From Simple English Wikipedia, the free encyclopedia
Jump to navigation Jump to search

Black-winged stilt
Himantopus himantopus - Pak Thale.jpg
Scientific classification e
Kingdom: Animalia
Phylum: Chordata
Class: Aves
Order: Charadriiformes
Family: Recurvirostridae
Genus: Himantopus
Species:
H. leucocephalus
Binomial name
Himantopus leucocephalus

The black-winged stilt or pied stilt (Himantopus himantopus) is a bird in the family Recurvirostridae. It lives in many places in the world: Australia, South America, Central America, Africa, southern Asia, some of North America, some of Europe, the Philippines, New Zealand, New Guinea, Indonesia, and the Solomon Islands.[1]

Appearance[change | change source]

This bird has black and white feathers. Its legs are long and orange. Its bill is straight and black. The irises of its eyes are red. They have gray feathers on their heads. The gray part gets bigger as the bird gets older.[1]

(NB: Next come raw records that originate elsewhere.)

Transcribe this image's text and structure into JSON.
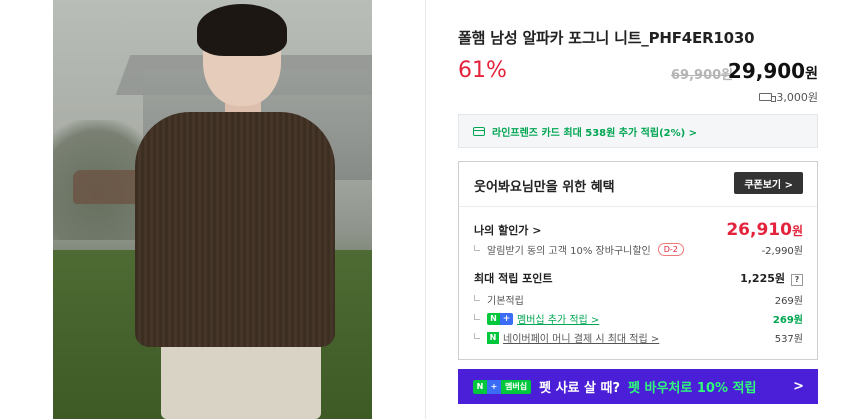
{
  "product": {
    "title": "폴햄 남성 알파카 포그니 니트_PHF4ER1030",
    "discount_rate": "61%",
    "original_price": "69,900원",
    "sale_price": "29,900",
    "sale_price_unit": "원",
    "shipping_fee": "3,000원"
  },
  "card_benefit": {
    "text": "라인프렌즈 카드 최대 538원 추가 적립(2%) >"
  },
  "benefit_box": {
    "title": "웃어봐요님만을 위한 혜택",
    "coupon_button": "쿠폰보기 >",
    "my_discount_label": "나의 할인가 >",
    "my_discount_price": "26,910",
    "my_discount_unit": "원",
    "alert_coupon_label": "알림받기 동의 고객 10% 장바구니할인",
    "alert_coupon_badge": "D-2",
    "alert_coupon_value": "-2,990원",
    "max_points_label": "최대 적립 포인트",
    "max_points_value": "1,225원",
    "help_icon_text": "?",
    "basic_points_label": "기본적립",
    "basic_points_value": "269원",
    "membership_label": "멤버십 추가 적립 >",
    "membership_value": "269원",
    "npay_label": "네이버페이 머니 결제 시 최대 적립 >",
    "npay_value": "537원"
  },
  "promo_banner": {
    "badge_n": "N",
    "badge_plus": "+",
    "badge_text": "멤버십",
    "text_before": "펫 사료 살 때?",
    "text_highlight": "펫 바우처로 10% 적립",
    "arrow": ">"
  },
  "icons": {
    "card": "credit-card-icon",
    "shipping": "truck-icon",
    "help": "question-icon",
    "npay": "naver-pay-icon",
    "membership": "naver-plus-icon"
  },
  "colors": {
    "discount_red": "#e4243d",
    "naver_green": "#00a651",
    "banner_purple": "#4b1fd8",
    "banner_highlight": "#2efc7a"
  }
}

Habitat and food[change | change source]

This bird lives in mudflats, marshes, and the shores of lakes and rivers.[1]

This bird wades. It walks through shallow water on its long legs. It uses its beak to catch small animals with no spines off the top of the water. It can swim and put its head under the water to catch food, but it does not do this often. It eats insects, mollusks, and crustaceans. It can look for food in large flocks, groups of birds. The birds in the flock do not all have to be black-winged stilts. The black-winged stilt will look for food with banded stilts and red-necked avocets too.[1]

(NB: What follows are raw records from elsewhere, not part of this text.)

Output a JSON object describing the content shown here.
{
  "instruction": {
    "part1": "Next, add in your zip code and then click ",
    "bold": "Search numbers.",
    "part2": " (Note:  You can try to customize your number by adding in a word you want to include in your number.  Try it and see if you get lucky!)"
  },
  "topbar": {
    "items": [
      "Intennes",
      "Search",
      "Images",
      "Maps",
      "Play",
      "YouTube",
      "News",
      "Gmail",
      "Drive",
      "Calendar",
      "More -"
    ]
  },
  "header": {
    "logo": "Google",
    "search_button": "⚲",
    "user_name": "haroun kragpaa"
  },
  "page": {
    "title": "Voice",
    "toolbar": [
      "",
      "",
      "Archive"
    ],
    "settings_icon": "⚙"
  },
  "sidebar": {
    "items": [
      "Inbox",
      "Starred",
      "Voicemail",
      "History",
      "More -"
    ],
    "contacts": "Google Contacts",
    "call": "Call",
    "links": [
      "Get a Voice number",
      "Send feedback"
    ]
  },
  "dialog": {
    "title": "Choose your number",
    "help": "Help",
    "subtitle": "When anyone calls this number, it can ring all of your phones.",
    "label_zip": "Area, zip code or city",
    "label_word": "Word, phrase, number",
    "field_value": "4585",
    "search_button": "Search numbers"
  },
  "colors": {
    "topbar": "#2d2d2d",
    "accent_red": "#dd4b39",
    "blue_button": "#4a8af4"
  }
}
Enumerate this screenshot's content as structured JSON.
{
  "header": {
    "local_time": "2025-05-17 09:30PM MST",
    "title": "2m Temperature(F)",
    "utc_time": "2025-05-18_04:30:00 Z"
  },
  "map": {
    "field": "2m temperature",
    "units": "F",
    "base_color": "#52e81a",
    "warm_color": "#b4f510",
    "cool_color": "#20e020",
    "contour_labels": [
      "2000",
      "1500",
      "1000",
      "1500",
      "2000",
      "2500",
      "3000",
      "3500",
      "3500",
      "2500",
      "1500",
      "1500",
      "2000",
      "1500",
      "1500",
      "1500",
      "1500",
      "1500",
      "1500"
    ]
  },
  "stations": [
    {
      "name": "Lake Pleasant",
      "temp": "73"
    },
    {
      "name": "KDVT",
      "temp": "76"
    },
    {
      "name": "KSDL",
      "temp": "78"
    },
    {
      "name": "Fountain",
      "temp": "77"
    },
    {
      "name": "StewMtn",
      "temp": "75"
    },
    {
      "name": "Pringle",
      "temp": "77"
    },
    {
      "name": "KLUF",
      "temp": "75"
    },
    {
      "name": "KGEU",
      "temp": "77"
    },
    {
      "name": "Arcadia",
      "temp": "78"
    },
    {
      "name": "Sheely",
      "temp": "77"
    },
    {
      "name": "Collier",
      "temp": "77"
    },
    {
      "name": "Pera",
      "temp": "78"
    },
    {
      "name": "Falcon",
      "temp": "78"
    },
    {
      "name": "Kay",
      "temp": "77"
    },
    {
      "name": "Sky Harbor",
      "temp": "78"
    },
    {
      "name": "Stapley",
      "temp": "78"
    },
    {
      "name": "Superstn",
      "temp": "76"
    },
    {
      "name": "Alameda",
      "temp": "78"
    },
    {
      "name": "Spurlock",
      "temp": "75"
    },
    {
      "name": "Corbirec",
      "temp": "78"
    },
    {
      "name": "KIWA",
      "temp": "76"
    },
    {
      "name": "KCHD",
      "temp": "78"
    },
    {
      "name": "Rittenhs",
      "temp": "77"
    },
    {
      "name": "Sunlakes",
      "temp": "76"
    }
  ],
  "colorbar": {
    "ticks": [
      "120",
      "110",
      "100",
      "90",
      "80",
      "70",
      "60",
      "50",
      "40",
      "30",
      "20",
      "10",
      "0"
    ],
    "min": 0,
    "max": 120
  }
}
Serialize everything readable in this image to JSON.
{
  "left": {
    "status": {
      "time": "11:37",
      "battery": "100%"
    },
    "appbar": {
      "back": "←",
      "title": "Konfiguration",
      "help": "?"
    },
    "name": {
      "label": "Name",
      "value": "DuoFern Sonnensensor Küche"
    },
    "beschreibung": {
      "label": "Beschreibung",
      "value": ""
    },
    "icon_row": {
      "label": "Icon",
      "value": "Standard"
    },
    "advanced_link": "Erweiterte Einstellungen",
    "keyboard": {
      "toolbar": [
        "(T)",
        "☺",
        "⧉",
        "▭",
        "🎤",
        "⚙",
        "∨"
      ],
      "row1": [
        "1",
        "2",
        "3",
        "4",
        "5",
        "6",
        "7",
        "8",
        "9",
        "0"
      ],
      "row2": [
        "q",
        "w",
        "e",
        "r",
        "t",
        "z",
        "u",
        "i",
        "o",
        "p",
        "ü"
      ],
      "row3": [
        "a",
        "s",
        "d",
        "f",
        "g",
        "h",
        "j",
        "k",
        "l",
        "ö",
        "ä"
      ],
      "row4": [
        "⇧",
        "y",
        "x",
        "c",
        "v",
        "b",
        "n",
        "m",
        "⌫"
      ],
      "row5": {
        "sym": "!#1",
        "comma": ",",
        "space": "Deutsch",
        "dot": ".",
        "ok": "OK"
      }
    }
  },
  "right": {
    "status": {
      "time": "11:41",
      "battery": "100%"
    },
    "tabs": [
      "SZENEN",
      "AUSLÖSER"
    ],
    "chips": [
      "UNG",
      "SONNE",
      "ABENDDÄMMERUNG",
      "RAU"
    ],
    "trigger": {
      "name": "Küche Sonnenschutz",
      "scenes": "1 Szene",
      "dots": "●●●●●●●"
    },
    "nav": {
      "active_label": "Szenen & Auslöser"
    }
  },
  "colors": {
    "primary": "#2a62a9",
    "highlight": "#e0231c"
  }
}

Breeding[change | change source]

Himantopus himantopus MHNT.jpg

Many pairs of black-winged stilts build nests near each other. This is called a colony. But each pair will fight other birds if they come too close to their nest. The birds either dig a small hole in the ground or put pieces of plants on the ground to make the nest. Both the male and female stilt sit on the eggs.[1]

References[change | change source]

  1. 1.0 1.1 1.2 1.3 1.4 "Black-winged Stilt: Himantopus himantopus Recurvirostridae". Birdlife Australia. Retrieved September 8, 2021.